A: Before [9/11], al-Qaeda found a home inside the Taliban-dominated part of Afghanistan to regroup, plan, prepare, train and project from, and that’s what allowed them to be successful in some of their efforts worldwide. If you’re trying to get rid of that petri dish that allowed terrorists to grow, you have to approach the entity rather than just go after the terrorists themselves.
Q: If Obama decides against sending more troops to Afghanistan, will the Canadian mission have been in vain?
A: Not at all. The men and women from our country have been there to help Afghans who needed some help. You talk to every single man or woman who’s been there, and almost to a person you hear that they believe in their mission and continue to support it.
Q: Given widespread fraud in the recent elections, was President Karzai the wrong guy for us to back?
A: I think he was absolutely the right individual to coalesce Afghans and the international community in support of Afghans in 2001. But the Karzai administration appears to have a great deal of difficulty building an effective government structure that can deliver routinely what the Afghan people want and need. Obviously, given the number of contenders he had, and the results on the election side, [he] may not be the right long-term solution.
Q: Speaking of elections, have you definitively ruled out a run for office?
A: Yes, I have.
Q: You’re known for being tough and outspoken, but you mention tears quite often in the book. Are you really a softie?

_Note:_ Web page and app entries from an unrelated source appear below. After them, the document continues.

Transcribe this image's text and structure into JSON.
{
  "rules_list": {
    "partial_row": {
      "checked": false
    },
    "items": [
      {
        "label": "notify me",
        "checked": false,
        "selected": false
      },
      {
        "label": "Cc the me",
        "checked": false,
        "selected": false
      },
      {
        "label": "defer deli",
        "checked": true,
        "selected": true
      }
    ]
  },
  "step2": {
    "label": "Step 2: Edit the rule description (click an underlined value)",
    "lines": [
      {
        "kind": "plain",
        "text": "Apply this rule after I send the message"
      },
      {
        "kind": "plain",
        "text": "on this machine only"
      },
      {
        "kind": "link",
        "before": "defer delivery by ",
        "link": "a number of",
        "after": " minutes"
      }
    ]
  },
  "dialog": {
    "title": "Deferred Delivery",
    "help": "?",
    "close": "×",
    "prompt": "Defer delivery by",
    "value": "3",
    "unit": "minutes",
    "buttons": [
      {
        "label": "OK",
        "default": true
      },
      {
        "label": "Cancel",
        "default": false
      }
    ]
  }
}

A: Yeah, I probably am. But I’ll tell you one thing, when you have young men and women in combat operations and they lose their friends, one thing you quickly learn not to be ashamed of is tears.